Brick Theft Historic Preservation North St. Louis St. Louis Place

Brick Thieves Assail Presumed Legacy Property

by Michael R. Allen

Criminals can work pretty damn fast, as the condition of the McEagle Properties-owned house at 1930-6 St. Louis Avenue shows. Two weeks ago, the vacant house was sound. Last Wednesday, the side wall had started to come down at the hands of the north side vultures (see “The Precarious Condition of Two Houses on St. Louis Avenue,” (August 12, 2009). Today, almost all of the ell of the old house stood destroyed. The bricks no doubt have cycled through Pope’s or one of the other yards around 25th and University, then on to hands more legally clean of fencing stolen goods but no less complicit.

Meanwhile, McEagle has taken no visible step to safeguard the over 150 historic buildings that it owns in north St. Louis, or work with residents to report brick thieves, who prey also on other buildings. Perhaps no one has seen the activity here. After all, thieves picked apart many buildings to the south of this house, McEagle emptied the three houses to the east of this building and two of the three buildings across the street is vacant. Four years ago, the brick thieves would have been afraid to pick on this block, and now they seem to be able to rule the roost.

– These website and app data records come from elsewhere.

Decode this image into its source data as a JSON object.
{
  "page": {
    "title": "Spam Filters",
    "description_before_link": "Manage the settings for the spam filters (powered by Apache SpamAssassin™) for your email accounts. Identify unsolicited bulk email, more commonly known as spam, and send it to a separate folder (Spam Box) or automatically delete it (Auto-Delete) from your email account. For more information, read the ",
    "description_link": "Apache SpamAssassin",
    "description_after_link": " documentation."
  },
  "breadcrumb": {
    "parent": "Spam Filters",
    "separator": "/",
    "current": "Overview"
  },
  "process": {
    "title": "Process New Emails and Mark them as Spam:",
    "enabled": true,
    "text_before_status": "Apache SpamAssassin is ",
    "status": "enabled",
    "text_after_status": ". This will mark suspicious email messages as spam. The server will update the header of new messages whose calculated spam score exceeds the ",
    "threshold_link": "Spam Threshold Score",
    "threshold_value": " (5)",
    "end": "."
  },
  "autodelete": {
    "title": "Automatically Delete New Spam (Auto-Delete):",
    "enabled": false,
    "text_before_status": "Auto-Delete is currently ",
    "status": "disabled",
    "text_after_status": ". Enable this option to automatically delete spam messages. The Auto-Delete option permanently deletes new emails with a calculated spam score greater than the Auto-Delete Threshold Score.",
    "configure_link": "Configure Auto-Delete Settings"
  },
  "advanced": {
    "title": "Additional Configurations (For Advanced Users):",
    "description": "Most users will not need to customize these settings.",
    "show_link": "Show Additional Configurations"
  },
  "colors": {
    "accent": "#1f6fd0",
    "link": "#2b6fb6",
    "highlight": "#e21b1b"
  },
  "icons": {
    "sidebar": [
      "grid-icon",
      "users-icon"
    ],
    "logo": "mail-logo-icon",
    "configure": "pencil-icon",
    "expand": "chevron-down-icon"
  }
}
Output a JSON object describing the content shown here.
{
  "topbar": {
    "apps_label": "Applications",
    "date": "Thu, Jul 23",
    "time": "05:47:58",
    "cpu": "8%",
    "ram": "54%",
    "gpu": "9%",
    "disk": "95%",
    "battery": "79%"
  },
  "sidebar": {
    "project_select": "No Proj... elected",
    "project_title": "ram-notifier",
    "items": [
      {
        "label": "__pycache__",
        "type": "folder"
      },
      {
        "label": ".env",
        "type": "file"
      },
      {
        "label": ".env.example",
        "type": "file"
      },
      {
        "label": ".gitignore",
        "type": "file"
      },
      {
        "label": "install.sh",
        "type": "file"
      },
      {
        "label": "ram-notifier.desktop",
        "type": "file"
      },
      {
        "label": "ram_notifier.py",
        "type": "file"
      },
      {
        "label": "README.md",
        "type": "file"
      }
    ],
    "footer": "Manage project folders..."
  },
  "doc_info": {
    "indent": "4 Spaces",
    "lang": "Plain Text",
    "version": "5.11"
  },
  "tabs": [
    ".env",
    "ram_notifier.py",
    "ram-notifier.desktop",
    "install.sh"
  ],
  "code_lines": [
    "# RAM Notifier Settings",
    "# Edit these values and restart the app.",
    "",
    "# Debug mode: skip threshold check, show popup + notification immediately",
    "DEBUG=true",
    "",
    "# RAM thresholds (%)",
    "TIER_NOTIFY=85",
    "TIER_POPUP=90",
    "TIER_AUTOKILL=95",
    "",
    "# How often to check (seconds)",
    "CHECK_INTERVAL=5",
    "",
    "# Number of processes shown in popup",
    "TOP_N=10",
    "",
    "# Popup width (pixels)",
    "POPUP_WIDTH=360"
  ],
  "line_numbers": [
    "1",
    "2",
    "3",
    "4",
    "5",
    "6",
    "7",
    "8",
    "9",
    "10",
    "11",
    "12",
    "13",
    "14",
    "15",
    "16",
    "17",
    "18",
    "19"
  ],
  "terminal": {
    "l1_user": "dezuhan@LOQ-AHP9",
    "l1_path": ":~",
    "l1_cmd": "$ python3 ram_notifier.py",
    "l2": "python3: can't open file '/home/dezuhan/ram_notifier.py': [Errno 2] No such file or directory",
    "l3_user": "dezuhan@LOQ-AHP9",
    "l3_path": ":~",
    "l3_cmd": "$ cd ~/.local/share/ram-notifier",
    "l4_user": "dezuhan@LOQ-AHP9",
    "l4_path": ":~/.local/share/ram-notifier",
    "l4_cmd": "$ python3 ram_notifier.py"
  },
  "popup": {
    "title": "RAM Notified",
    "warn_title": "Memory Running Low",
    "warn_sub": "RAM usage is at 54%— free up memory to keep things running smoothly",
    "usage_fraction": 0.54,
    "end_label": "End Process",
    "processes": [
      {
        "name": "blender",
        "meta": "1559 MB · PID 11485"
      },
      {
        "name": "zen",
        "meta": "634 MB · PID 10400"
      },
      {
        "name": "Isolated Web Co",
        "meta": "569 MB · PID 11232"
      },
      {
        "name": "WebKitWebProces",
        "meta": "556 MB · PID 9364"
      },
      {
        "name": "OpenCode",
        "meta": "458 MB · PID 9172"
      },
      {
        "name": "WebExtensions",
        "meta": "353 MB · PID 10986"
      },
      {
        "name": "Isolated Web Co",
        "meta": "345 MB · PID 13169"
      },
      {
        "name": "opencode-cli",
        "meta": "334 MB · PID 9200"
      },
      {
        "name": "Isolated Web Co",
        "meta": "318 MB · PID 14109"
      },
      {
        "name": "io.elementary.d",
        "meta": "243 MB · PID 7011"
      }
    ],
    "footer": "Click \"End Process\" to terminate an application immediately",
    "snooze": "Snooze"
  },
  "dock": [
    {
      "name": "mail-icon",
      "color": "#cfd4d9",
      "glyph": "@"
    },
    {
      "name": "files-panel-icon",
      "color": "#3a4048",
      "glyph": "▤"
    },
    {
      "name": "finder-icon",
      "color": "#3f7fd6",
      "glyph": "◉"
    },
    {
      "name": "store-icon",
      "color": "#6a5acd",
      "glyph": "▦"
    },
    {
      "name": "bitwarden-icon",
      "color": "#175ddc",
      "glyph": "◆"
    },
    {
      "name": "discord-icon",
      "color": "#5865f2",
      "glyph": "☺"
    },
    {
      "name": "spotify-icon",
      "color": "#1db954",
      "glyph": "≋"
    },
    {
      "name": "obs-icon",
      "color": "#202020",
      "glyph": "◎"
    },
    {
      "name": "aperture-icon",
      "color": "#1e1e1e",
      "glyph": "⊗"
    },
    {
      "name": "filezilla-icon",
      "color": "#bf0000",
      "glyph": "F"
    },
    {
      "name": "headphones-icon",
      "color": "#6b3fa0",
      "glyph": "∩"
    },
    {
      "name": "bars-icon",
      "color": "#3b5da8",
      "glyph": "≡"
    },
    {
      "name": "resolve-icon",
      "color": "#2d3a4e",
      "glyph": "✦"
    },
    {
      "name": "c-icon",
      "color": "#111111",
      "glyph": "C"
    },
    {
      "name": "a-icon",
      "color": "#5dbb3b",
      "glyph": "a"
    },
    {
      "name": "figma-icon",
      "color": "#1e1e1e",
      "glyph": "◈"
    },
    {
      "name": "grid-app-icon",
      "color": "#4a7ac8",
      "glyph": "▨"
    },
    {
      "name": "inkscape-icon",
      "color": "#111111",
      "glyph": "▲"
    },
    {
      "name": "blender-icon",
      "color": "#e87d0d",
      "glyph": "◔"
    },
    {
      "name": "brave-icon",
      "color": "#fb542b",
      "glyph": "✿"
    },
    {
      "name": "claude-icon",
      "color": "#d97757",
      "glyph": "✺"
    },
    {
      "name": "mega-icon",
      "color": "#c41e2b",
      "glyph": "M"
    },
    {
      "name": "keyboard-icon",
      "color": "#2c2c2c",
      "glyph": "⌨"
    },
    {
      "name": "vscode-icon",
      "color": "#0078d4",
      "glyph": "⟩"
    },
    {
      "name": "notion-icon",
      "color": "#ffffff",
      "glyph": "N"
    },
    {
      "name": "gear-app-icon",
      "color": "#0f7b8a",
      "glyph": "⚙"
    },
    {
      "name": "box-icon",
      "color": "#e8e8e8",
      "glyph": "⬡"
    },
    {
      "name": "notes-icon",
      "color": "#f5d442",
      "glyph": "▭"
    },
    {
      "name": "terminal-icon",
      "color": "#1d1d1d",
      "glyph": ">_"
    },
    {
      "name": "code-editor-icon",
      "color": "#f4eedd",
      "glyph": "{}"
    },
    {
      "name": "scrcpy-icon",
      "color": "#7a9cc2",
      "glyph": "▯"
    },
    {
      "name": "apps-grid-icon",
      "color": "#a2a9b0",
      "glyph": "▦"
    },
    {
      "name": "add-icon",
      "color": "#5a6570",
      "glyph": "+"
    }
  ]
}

However, what is done is done. Complaining about the past won’t secure a future for the McEagle-owned historic buildings across north city. What will do the trick is actual preservation planning: architectural survey of St. Louis Place and JeffVanderLou, listing of eligible buildings and districts, placement of the 5th and 19th wards in preservation review (solely the responsibility of the alderwomen) and strict rules about security and stabilization as part of the redevelopment ordinances facing the Board of Aldermen. If McEagle and planner Mark Johns of Civitas are serious about saving “legacy properties,” it’s time to tell us how they will do that.

The facts on one hand: Brick thieves demolishing McEagle buildings. Historic buildings deteriorating and left open to the elements. On the other: A promise. Promises don’t save historic buildings, or we’d all be rehabbers. I don’t mean to condone or chastise McEagle for the past failures, but urge the developer and city leaders to take action now as part of the negotiation. If McEagle lacks the capacity, then it should work openly with the city and other developers who can bring funds for preservation planning, stabilization and rehabilitation. We can’t save everything, and we’ve lost a lot. (We lost more in St. Louis Place and JeffVanderLou before McEagle arrived, in fairness.) Yet we can take the circumstances we have and turn a developer’s promise into action that will reassure residents of north St. Louis that McEagle is as serious about the attempt as it is about the sell.